Yet the very next day the nation was jumping with joy and excitement in celebration of Israeli Independence Day, the day when Israel was reborn on May 14, 1948. Born out of the ashes of the Holocaust, against all odds, and they’re still alive and thriving and once again a sovereign, independent nation no longer under the boot of despots and dictators occupying the homeland of their ancestors.
We have seasons too, seasons in our annual calendar as well as seasons in life. There’s the seasons of age that everyone experiences when they travel through childhood, the school years, earning a living, building a family and watching children begin their own lives independently of us, and the senior years. There are the good times, the bad times, the struggles and the easy times. There are seasons in the history of nations and empires, in politics and in the areas of freedom and oppression. All these seasons influence how our world, our nations, our societies and our own families function and progress. How we live and respond in those seasons is what God is interested in, they’re all important and useful for us in helping us trust Him more diligently.
There are seasons in our spiritual life as well…seasons are literally the circle of life for us and they have start times and stop times. Nothing is static. But we’re supposed to learn and grow through them all.
Looking back over the course of human history, we can see that there’s been a long painful and costly season of sin and lawlessness but eventually there’ll come a season for absolute restoration and that will be when Christ returns. That will usher in the season of perpetual peace, joy and righteousness.

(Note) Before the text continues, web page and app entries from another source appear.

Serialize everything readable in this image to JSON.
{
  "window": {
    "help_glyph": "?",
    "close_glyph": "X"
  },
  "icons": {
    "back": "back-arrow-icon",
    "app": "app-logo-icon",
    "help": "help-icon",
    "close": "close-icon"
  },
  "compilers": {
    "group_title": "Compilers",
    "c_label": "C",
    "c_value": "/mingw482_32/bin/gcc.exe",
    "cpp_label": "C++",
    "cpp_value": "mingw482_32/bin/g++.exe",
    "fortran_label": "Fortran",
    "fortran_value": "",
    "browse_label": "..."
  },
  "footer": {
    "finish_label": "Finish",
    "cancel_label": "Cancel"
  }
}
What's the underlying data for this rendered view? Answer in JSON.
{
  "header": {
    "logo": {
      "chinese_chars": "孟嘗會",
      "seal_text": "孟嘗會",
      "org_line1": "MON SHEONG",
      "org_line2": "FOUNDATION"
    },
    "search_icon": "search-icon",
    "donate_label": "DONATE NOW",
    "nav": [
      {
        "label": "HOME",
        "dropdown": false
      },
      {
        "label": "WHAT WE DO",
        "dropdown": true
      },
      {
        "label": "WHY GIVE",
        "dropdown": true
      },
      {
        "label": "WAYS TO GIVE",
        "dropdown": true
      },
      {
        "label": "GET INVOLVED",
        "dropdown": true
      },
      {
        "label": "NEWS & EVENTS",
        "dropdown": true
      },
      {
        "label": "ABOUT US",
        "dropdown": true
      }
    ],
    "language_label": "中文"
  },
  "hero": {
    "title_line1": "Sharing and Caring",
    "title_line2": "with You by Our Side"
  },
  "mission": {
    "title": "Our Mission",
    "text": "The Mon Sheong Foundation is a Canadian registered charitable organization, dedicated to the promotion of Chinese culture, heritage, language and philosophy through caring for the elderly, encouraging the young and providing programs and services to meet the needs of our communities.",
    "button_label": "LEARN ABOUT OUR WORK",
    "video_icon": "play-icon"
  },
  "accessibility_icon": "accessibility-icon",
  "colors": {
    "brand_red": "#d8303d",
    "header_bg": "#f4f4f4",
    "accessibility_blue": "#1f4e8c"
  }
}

In the meantime, here’s a passage that should really encourage you as you make your way through the ever-changing seasons of your life.
Psalm 31:14-16, ‘As for me, I trust in You, Lord, I say, “You’re my God.” My times are in Your hand; deliver me from the hand of my enemies and from those who persecute me. Make Your face to shine upon Your servant; save me in Your lovingkindness.’
Based in part on an article at oneforisrael.org